I am not perfect, far from it. I still have days where I don't want to work out. Or days where I think I just want to eat pizza and Haribo all day. There are days I slip and days I think horrible thoughts about my body. I am human. I am a woman, which means once a month the whole world seems odd. But, each day I continue to try at least to not be so hard on myself about these days above. 

Ten months later... here I am. Still on my journey and still practising the balance. That's what it is. It doesn't just become easy to have a balanced lifestyle if that isn't what you are used to. Its not something that just happened to me one day. It was one day at a time, it still is. I focus on the now. I don't beat myself up for the burger I had yesterday and I don't worry about the cake I might have later. In every moment I make a choice as it comes. But I have created a habit.

So as November rolls on... why not create habits for yourself. Go check out 

amandamandy.com

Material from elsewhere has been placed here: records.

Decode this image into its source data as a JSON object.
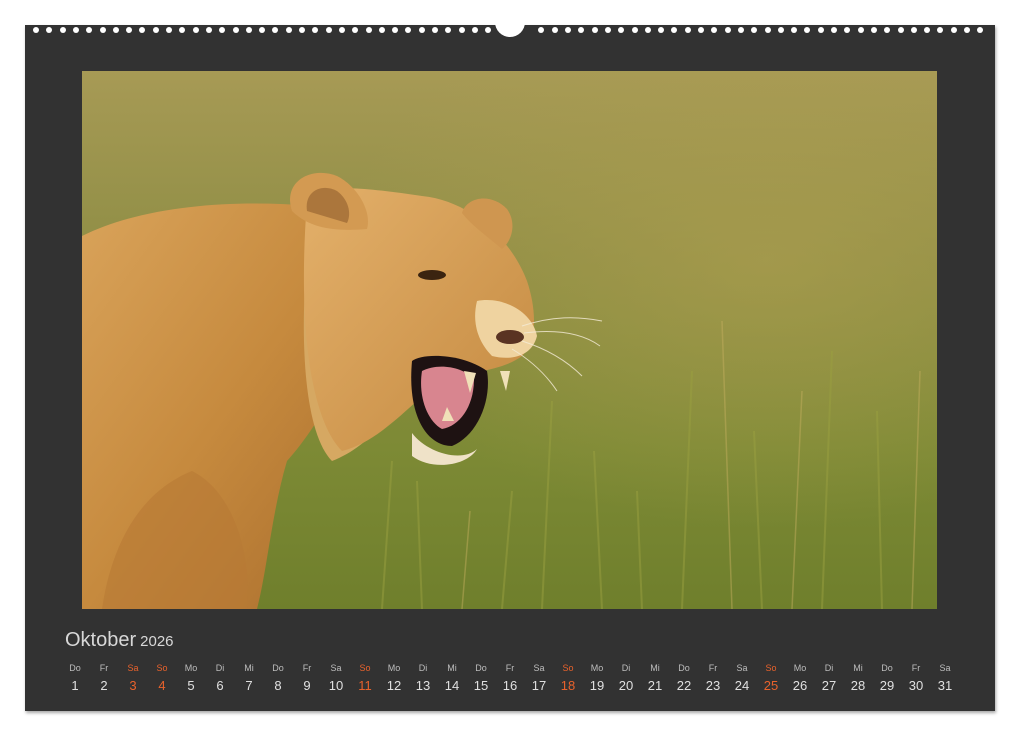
{
  "calendar": {
    "month": "Oktober",
    "year": "2026",
    "accent_color": "#e8622c",
    "days": [
      {
        "wd": "Do",
        "n": "1",
        "sun": false
      },
      {
        "wd": "Fr",
        "n": "2",
        "sun": false
      },
      {
        "wd": "Sa",
        "n": "3",
        "sun": true
      },
      {
        "wd": "So",
        "n": "4",
        "sun": true
      },
      {
        "wd": "Mo",
        "n": "5",
        "sun": false
      },
      {
        "wd": "Di",
        "n": "6",
        "sun": false
      },
      {
        "wd": "Mi",
        "n": "7",
        "sun": false
      },
      {
        "wd": "Do",
        "n": "8",
        "sun": false
      },
      {
        "wd": "Fr",
        "n": "9",
        "sun": false
      },
      {
        "wd": "Sa",
        "n": "10",
        "sun": false
      },
      {
        "wd": "So",
        "n": "11",
        "sun": true
      },
      {
        "wd": "Mo",
        "n": "12",
        "sun": false
      },
      {
        "wd": "Di",
        "n": "13",
        "sun": false
      },
      {
        "wd": "Mi",
        "n": "14",
        "sun": false
      },
      {
        "wd": "Do",
        "n": "15",
        "sun": false
      },
      {
        "wd": "Fr",
        "n": "16",
        "sun": false
      },
      {
        "wd": "Sa",
        "n": "17",
        "sun": false
      },
      {
        "wd": "So",
        "n": "18",
        "sun": true
      },
      {
        "wd": "Mo",
        "n": "19",
        "sun": false
      },
      {
        "wd": "Di",
        "n": "20",
        "sun": false
      },
      {
        "wd": "Mi",
        "n": "21",
        "sun": false
      },
      {
        "wd": "Do",
        "n": "22",
        "sun": false
      },
      {
        "wd": "Fr",
        "n": "23",
        "sun": false
      },
      {
        "wd": "Sa",
        "n": "24",
        "sun": false
      },
      {
        "wd": "So",
        "n": "25",
        "sun": true
      },
      {
        "wd": "Mo",
        "n": "26",
        "sun": false
      },
      {
        "wd": "Di",
        "n": "27",
        "sun": false
      },
      {
        "wd": "Mi",
        "n": "28",
        "sun": false
      },
      {
        "wd": "Do",
        "n": "29",
        "sun": false
      },
      {
        "wd": "Fr",
        "n": "30",
        "sun": false
      },
      {
        "wd": "Sa",
        "n": "31",
        "sun": false
      }
    ]
  },
  "photo": {
    "subject": "lioness-snarling-in-grass"
  }
}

 where myself and two lovely ladies have put together a November challenge to try and help you get into a routine. Go have a read. I'm finding it really helpful too.

As Kayla Itsines says... (a Personal trainer I admire) "It doesn't get easier, you just get stronger"